→ WORKING DATA:
###

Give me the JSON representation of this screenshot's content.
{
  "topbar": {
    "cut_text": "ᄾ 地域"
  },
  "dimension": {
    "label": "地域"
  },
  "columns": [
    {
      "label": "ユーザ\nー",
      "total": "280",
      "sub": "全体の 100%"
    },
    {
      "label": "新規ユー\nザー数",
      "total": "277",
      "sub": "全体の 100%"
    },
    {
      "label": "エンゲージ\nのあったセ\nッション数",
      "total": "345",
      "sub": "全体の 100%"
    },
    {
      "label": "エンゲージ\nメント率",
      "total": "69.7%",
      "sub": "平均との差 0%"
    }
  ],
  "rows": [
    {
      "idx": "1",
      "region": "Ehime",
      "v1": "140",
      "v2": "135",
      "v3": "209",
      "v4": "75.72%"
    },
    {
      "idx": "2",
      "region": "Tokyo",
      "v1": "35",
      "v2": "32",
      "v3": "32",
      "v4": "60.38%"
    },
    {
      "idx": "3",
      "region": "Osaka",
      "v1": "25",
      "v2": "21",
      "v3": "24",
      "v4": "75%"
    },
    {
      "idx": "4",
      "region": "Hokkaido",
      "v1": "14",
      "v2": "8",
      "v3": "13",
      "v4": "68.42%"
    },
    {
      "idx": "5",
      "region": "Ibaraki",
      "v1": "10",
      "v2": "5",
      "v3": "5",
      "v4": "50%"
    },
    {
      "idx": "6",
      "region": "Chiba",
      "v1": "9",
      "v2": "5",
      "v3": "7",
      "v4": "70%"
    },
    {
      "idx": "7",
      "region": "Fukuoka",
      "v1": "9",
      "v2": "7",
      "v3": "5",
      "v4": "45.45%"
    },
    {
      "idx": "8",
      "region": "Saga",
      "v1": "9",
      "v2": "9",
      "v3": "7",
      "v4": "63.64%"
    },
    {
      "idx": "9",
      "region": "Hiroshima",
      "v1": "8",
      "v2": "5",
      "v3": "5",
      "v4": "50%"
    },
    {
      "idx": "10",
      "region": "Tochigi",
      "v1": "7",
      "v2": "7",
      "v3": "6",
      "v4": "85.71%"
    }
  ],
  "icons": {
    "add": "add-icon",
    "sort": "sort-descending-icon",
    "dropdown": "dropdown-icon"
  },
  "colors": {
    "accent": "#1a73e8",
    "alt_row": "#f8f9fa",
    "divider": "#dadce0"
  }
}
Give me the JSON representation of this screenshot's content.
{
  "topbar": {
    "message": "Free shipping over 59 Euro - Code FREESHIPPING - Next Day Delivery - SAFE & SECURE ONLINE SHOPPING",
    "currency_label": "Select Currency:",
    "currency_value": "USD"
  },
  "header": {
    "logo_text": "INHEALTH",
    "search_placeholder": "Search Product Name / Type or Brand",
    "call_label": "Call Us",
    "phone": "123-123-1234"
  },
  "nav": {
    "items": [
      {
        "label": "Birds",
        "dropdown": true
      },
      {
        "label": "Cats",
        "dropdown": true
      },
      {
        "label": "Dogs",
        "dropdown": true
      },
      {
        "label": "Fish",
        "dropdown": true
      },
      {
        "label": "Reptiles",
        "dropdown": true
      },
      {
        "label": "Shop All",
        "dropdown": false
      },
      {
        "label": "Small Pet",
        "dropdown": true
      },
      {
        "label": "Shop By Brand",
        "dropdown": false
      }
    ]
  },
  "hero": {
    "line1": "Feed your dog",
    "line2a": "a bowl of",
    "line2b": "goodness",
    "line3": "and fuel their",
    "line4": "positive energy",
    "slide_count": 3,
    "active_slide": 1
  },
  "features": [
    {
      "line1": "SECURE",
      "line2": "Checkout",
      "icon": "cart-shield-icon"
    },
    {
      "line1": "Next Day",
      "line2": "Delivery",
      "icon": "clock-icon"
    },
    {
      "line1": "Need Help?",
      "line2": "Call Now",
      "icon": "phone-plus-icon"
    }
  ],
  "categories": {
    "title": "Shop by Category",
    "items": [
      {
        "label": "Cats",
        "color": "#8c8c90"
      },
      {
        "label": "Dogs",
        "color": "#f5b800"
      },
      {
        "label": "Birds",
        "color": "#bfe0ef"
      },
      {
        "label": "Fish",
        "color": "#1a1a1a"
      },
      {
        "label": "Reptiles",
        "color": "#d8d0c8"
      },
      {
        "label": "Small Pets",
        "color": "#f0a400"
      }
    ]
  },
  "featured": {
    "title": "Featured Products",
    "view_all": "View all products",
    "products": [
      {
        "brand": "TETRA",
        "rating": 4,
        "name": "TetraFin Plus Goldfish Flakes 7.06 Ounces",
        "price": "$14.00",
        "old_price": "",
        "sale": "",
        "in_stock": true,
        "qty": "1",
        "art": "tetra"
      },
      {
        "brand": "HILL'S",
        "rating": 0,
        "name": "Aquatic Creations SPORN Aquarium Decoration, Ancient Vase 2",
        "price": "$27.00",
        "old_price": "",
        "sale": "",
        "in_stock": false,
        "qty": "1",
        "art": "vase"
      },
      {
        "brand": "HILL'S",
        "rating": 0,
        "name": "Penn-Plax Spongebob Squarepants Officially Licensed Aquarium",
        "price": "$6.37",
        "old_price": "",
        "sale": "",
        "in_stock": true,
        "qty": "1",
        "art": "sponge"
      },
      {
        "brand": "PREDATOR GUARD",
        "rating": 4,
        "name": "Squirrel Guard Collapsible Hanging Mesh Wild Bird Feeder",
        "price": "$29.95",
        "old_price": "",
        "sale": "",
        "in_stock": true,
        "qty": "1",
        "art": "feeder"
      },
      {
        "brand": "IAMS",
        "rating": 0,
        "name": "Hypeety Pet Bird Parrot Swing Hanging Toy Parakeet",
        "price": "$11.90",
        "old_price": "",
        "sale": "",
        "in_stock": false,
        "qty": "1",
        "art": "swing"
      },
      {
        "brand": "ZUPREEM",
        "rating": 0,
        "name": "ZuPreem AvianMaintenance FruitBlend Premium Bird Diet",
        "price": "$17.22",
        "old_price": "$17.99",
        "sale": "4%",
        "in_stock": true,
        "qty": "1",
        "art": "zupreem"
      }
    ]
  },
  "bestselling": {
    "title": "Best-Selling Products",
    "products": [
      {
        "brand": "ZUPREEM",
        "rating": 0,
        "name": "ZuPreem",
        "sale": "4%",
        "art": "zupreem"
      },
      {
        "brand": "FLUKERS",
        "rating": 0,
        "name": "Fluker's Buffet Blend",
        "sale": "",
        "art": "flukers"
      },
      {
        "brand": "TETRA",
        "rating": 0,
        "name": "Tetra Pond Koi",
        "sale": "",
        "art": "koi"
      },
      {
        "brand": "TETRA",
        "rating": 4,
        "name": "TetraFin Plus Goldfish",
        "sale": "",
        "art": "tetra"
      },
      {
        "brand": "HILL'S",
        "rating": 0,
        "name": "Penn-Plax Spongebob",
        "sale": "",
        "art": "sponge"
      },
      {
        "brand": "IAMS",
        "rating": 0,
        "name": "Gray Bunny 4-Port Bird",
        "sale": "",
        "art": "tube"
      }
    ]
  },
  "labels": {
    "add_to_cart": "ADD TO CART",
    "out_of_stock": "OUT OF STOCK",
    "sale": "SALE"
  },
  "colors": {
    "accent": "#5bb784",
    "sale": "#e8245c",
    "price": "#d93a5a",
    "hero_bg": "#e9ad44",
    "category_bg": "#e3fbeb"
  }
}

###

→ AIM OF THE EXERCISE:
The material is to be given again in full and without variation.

→ EXERCISE RESPONSE:
Give me the JSON representation of this screenshot's content.
{
  "topbar": {
    "cut_text": "ᄾ 地域"
  },
  "dimension": {
    "label": "地域"
  },
  "columns": [
    {
      "label": "ユーザ\nー",
      "total": "280",
      "sub": "全体の 100%"
    },
    {
      "label": "新規ユー\nザー数",
      "total": "277",
      "sub": "全体の 100%"
    },
    {
      "label": "エンゲージ\nのあったセ\nッション数",
      "total": "345",
      "sub": "全体の 100%"
    },
    {
      "label": "エンゲージ\nメント率",
      "total": "69.7%",
      "sub": "平均との差 0%"
    }
  ],
  "rows": [
    {
      "idx": "1",
      "region": "Ehime",
      "v1": "140",
      "v2": "135",
      "v3": "209",
      "v4": "75.72%"
    },
    {
      "idx": "2",
      "region": "Tokyo",
      "v1": "35",
      "v2": "32",
      "v3": "32",
      "v4": "60.38%"
    },
    {
      "idx": "3",
      "region": "Osaka",
      "v1": "25",
      "v2": "21",
      "v3": "24",
      "v4": "75%"
    },
    {
      "idx": "4",
      "region": "Hokkaido",
      "v1": "14",
      "v2": "8",
      "v3": "13",
      "v4": "68.42%"
    },
    {
      "idx": "5",
      "region": "Ibaraki",
      "v1": "10",
      "v2": "5",
      "v3": "5",
      "v4": "50%"
    },
    {
      "idx": "6",
      "region": "Chiba",
      "v1": "9",
      "v2": "5",
      "v3": "7",
      "v4": "70%"
    },
    {
      "idx": "7",
      "region": "Fukuoka",
      "v1": "9",
      "v2": "7",
      "v3": "5",
      "v4": "45.45%"
    },
    {
      "idx": "8",
      "region": "Saga",
      "v1": "9",
      "v2": "9",
      "v3": "7",
      "v4": "63.64%"
    },
    {
      "idx": "9",
      "region": "Hiroshima",
      "v1": "8",
      "v2": "5",
      "v3": "5",
      "v4": "50%"
    },
    {
      "idx": "10",
      "region": "Tochigi",
      "v1": "7",
      "v2": "7",
      "v3": "6",
      "v4": "85.71%"
    }
  ],
  "icons": {
    "add": "add-icon",
    "sort": "sort-descending-icon",
    "dropdown": "dropdown-icon"
  },
  "colors": {
    "accent": "#1a73e8",
    "alt_row": "#f8f9fa",
    "divider": "#dadce0"
  }
}
Give me the JSON representation of this screenshot's content.
{
  "topbar": {
    "message": "Free shipping over 59 Euro - Code FREESHIPPING - Next Day Delivery - SAFE & SECURE ONLINE SHOPPING",
    "currency_label": "Select Currency:",
    "currency_value": "USD"
  },
  "header": {
    "logo_text": "INHEALTH",
    "search_placeholder": "Search Product Name / Type or Brand",
    "call_label": "Call Us",
    "phone": "123-123-1234"
  },
  "nav": {
    "items": [
      {
        "label": "Birds",
        "dropdown": true
      },
      {
        "label": "Cats",
        "dropdown": true
      },
      {
        "label": "Dogs",
        "dropdown": true
      },
      {
        "label": "Fish",
        "dropdown": true
      },
      {
        "label": "Reptiles",
        "dropdown": true
      },
      {
        "label": "Shop All",
        "dropdown": false
      },
      {
        "label": "Small Pet",
        "dropdown": true
      },
      {
        "label": "Shop By Brand",
        "dropdown": false
      }
    ]
  },
  "hero": {
    "line1": "Feed your dog",
    "line2a": "a bowl of",
    "line2b": "goodness",
    "line3": "and fuel their",
    "line4": "positive energy",
    "slide_count": 3,
    "active_slide": 1
  },
  "features": [
    {
      "line1": "SECURE",
      "line2": "Checkout",
      "icon": "cart-shield-icon"
    },
    {
      "line1": "Next Day",
      "line2": "Delivery",
      "icon": "clock-icon"
    },
    {
      "line1": "Need Help?",
      "line2": "Call Now",
      "icon": "phone-plus-icon"
    }
  ],
  "categories": {
    "title": "Shop by Category",
    "items": [
      {
        "label": "Cats",
        "color": "#8c8c90"
      },
      {
        "label": "Dogs",
        "color": "#f5b800"
      },
      {
        "label": "Birds",
        "color": "#bfe0ef"
      },
      {
        "label": "Fish",
        "color": "#1a1a1a"
      },
      {
        "label": "Reptiles",
        "color": "#d8d0c8"
      },
      {
        "label": "Small Pets",
        "color": "#f0a400"
      }
    ]
  },
  "featured": {
    "title": "Featured Products",
    "view_all": "View all products",
    "products": [
      {
        "brand": "TETRA",
        "rating": 4,
        "name": "TetraFin Plus Goldfish Flakes 7.06 Ounces",
        "price": "$14.00",
        "old_price": "",
        "sale": "",
        "in_stock": true,
        "qty": "1",
        "art": "tetra"
      },
      {
        "brand": "HILL'S",
        "rating": 0,
        "name": "Aquatic Creations SPORN Aquarium Decoration, Ancient Vase 2",
        "price": "$27.00",
        "old_price": "",
        "sale": "",
        "in_stock": false,
        "qty": "1",
        "art": "vase"
      },
      {
        "brand": "HILL'S",
        "rating": 0,
        "name": "Penn-Plax Spongebob Squarepants Officially Licensed Aquarium",
        "price": "$6.37",
        "old_price": "",
        "sale": "",
        "in_stock": true,
        "qty": "1",
        "art": "sponge"
      },
      {
        "brand": "PREDATOR GUARD",
        "rating": 4,
        "name": "Squirrel Guard Collapsible Hanging Mesh Wild Bird Feeder",
        "price": "$29.95",
        "old_price": "",
        "sale": "",
        "in_stock": true,
        "qty": "1",
        "art": "feeder"
      },
      {
        "brand": "IAMS",
        "rating": 0,
        "name": "Hypeety Pet Bird Parrot Swing Hanging Toy Parakeet",
        "price": "$11.90",
        "old_price": "",
        "sale": "",
        "in_stock": false,
        "qty": "1",
        "art": "swing"
      },
      {
        "brand": "ZUPREEM",
        "rating": 0,
        "name": "ZuPreem AvianMaintenance FruitBlend Premium Bird Diet",
        "price": "$17.22",
        "old_price": "$17.99",
        "sale": "4%",
        "in_stock": true,
        "qty": "1",
        "art": "zupreem"
      }
    ]
  },
  "bestselling": {
    "title": "Best-Selling Products",
    "products": [
      {
        "brand": "ZUPREEM",
        "rating": 0,
        "name": "ZuPreem",
        "sale": "4%",
        "art": "zupreem"
      },
      {
        "brand": "FLUKERS",
        "rating": 0,
        "name": "Fluker's Buffet Blend",
        "sale": "",
        "art": "flukers"
      },
      {
        "brand": "TETRA",
        "rating": 0,
        "name": "Tetra Pond Koi",
        "sale": "",
        "art": "koi"
      },
      {
        "brand": "TETRA",
        "rating": 4,
        "name": "TetraFin Plus Goldfish",
        "sale": "",
        "art": "tetra"
      },
      {
        "brand": "HILL'S",
        "rating": 0,
        "name": "Penn-Plax Spongebob",
        "sale": "",
        "art": "sponge"
      },
      {
        "brand": "IAMS",
        "rating": 0,
        "name": "Gray Bunny 4-Port Bird",
        "sale": "",
        "art": "tube"
      }
    ]
  },
  "labels": {
    "add_to_cart": "ADD TO CART",
    "out_of_stock": "OUT OF STOCK",
    "sale": "SALE"
  },
  "colors": {
    "accent": "#5bb784",
    "sale": "#e8245c",
    "price": "#d93a5a",
    "hero_bg": "#e9ad44",
    "category_bg": "#e3fbeb"
  }
}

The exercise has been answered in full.